“Sorry, baby… Bye.”

She hugged him and gave him a soft kiss, turned, walked away, and got into a cab.

The night was cold, unusual for springtime. The cool air shivered as Bronzeville jumped and shimmied in its own hot bitter sweet jazz as Masao slowly walked to his hotel, his heart torn to shreds. He sat staring at his horn then after a few minutes and a few drinks slowly picked it up, fingered the keys, licked the mouthpiece, and blew out a torrent of pain. Then he stopped. He couldn’t blow from shaking.

Charlene never came back. Masao quit playing and started to drink heavily and got into a bad drug habit. He was dying and didn’t care. Music and life was too painful without the Bronze Nightingale.

“Mas, get up ese! You can’t die!Lil’ Joe cried.You gotta play! It’s in your blood, ese! Don’t you know we’re proud of you?! You’re our hero! You inspired me to take up the drums and now Isamu has taken up the bass! Let’s put a band together, ese! What do you say? C’mon! Get up Masao! Get up!

Masao looked up at Lil’ Joe and Isamu with tears burning his eyes and slowly stood up trembling then mumbled, “Órale… Awright… Let’s do it.”

A few months later the Pachuke Boogie Boys were born and Masao got that dream gig he always wanted at the Paramount Ballroom. All the bad Boyle Heights zooters showed up resplendent in their fine drapes and proceeded to tear up the dance floor.

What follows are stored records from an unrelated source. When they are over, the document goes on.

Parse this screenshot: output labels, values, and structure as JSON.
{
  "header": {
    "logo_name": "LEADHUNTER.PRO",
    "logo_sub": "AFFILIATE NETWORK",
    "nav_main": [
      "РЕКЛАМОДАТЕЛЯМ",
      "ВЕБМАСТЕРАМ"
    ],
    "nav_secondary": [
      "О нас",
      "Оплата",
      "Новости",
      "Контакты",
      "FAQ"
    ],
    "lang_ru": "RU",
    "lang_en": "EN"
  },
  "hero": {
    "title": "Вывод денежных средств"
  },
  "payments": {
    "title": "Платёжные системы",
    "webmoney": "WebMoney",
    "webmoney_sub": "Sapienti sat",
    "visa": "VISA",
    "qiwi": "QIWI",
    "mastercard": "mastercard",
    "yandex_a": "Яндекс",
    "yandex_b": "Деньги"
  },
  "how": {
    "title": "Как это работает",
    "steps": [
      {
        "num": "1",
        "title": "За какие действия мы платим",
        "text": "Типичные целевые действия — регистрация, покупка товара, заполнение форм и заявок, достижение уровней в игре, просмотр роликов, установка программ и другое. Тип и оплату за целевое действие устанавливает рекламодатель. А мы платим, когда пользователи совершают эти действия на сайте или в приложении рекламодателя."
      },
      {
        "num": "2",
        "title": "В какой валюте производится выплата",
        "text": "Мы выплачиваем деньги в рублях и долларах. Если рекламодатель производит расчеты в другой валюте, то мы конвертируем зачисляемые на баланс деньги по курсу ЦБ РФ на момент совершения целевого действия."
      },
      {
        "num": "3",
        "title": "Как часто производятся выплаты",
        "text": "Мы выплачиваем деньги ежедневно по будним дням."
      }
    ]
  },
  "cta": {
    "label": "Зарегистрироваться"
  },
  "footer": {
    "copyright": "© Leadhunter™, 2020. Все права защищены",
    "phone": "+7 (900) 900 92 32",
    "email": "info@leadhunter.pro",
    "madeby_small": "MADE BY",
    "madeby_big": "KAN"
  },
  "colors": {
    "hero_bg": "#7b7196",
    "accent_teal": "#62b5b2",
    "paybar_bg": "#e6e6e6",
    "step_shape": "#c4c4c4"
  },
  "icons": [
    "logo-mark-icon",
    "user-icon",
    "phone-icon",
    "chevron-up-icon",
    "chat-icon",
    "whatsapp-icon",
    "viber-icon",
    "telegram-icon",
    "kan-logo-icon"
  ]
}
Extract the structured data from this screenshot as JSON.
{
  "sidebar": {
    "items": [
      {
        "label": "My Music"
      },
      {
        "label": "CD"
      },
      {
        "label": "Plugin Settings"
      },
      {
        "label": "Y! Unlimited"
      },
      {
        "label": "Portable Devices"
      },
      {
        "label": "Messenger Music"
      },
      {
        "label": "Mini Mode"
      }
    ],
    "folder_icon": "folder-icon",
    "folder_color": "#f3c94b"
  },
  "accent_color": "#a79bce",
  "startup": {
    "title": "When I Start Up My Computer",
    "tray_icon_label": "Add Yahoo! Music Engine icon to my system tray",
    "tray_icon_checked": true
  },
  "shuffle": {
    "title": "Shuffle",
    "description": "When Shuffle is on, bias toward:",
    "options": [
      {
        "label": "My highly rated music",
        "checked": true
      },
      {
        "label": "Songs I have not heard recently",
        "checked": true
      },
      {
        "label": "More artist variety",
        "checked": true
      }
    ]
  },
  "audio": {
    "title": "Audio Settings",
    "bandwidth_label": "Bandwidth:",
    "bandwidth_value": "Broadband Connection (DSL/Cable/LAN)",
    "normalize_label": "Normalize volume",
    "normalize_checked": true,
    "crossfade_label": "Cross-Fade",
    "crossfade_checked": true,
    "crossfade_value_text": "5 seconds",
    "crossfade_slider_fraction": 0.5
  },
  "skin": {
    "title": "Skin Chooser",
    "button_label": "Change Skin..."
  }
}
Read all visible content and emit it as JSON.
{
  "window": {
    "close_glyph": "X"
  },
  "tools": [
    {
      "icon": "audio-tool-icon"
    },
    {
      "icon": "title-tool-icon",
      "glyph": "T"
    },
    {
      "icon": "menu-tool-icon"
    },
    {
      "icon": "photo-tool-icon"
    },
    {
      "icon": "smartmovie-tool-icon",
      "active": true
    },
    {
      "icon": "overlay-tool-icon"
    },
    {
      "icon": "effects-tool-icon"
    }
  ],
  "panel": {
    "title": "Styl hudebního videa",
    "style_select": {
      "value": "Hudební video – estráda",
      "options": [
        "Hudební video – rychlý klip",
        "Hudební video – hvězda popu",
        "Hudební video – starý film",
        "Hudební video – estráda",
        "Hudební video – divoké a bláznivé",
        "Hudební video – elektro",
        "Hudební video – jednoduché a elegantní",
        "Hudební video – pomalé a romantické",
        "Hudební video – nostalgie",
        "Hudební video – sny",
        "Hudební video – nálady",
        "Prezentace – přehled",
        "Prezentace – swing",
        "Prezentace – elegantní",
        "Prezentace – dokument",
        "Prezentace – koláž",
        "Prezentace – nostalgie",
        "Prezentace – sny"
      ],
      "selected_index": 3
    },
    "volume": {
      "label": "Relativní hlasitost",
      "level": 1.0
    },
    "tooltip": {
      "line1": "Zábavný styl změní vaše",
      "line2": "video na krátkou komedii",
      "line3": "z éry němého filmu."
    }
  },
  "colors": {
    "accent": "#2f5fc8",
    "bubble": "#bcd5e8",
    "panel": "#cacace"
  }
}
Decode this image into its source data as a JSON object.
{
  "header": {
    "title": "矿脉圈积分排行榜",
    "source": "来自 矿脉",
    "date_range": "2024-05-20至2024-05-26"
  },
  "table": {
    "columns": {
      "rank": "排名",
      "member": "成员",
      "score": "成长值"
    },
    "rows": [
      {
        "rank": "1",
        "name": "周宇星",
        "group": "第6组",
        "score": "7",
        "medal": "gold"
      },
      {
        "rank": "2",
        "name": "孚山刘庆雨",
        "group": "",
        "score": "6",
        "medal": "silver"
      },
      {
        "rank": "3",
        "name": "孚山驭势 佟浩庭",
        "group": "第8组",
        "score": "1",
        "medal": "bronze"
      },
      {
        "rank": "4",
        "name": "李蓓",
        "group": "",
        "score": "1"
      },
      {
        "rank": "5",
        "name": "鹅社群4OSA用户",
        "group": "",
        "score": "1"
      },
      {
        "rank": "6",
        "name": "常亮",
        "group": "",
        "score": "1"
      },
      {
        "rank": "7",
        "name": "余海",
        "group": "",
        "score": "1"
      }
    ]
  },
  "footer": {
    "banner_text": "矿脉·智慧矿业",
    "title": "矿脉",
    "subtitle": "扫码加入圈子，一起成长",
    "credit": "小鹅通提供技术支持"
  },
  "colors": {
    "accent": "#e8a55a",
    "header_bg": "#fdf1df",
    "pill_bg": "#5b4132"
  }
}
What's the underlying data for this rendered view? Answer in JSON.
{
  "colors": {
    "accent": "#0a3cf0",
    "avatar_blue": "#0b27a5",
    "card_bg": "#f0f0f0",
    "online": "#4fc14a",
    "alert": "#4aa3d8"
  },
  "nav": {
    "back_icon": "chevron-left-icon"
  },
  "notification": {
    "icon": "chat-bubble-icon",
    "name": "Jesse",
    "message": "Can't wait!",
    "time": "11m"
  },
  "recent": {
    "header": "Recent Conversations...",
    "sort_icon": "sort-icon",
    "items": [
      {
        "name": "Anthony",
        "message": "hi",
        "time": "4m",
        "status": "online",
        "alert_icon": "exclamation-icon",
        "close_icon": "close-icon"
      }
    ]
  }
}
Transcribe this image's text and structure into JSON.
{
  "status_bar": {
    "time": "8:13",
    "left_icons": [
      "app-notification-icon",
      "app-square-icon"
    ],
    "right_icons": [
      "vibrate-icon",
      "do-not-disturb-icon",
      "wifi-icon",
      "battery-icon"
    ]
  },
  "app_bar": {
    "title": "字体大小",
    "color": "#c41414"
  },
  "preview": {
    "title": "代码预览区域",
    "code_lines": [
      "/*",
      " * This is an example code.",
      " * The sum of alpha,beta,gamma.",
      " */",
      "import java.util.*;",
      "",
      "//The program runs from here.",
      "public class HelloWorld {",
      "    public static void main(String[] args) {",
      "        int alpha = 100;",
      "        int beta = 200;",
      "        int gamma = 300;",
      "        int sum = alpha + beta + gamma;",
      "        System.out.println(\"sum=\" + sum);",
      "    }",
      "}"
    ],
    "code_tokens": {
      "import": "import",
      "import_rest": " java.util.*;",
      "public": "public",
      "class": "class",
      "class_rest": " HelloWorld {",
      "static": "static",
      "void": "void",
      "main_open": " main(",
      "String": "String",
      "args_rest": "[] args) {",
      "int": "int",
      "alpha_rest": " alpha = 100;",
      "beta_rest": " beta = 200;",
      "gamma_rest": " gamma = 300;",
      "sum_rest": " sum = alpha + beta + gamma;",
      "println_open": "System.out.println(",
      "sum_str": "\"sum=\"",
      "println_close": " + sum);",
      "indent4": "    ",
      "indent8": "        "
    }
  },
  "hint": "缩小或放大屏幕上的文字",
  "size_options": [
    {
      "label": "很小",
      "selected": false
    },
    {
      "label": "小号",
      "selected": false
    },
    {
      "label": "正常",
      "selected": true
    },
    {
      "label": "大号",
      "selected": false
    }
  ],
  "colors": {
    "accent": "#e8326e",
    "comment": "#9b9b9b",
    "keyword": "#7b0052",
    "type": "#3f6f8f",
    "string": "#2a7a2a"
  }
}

“Now we’re gonna burn this place all the way down with a new tune of ours!” Masao shouted.

“The Boyle Heights Boogie!” “Órraaleeh, Masaooo!” the audience yelled out.

Masao grinned proudly and waved back from the bandstand, swung his gold watch chain a couple times, then tore into a wild solo as the audience and the dance floor jumped and swayed to the burning beat.

While the crowd yelled for an encore, a woman across the dance floor slowly glided through the smoky ballroom like a flashlight shining through a thick fog. When she reached the bandstand, she whispered in Masao’s ear, “How about, I’ll Be Seeing You?”

The packed room went silent as she started to sing with Masao’s crying sax singing and wailing right along with her. It was glorious. It felt like some kind of church. The music filled everyone and everything in the room…with love…as it started to glow…then…rise.

Yeah…music can do that…especially if its pachuke jazz…rhythm, and blues…by Masao…and the Bronze Nightingale.

 

*This story was one of the finalists in the Little Tokyo Historical Society’s Imagine Little Tokyo Short Story Contest II.

 

© 2015 Rubén Funkahuatl Guevara

boyle heights Bronzeville fiction Jazz Jive Bombers little tokyo Los Angeles manzanar music pachuke short story World War II zoot suitor

About this series

The Little Tokyo Historical Society conducted its second annual short story (fiction) writing contest which concluded on April 22, 2015 at a reception in Little Tokyo in which the winners and finalists were announced. Last year's contest was entirely in English whereas this year's contest also had a youth category and a Japanese-language category, with cash prizes awarded for each category. The only requirement (other than the story could not exceed 2,500 words or 5,000 Japanese characters) was that the story had to involve Little Tokyo in some creative manner.

  • First Place English: “Fish Market in Little Tokyo” by Nathaniel J. Campbell from Fairfield, Iowa
  • First Place Japanese: “Mitate Club” by Miyuki Sato from Muroran, Hokkaido, Japan (Japanese only)
  • First Place Youth: “Kazuo Alone” by Linda Toch from Corona, California

Some of the Finalists to be featured are:

      English:

      Japanese (Japanese only)

      Youth:

 

*Read stories from the first Imagine Little Tokyo Short Story Contest >>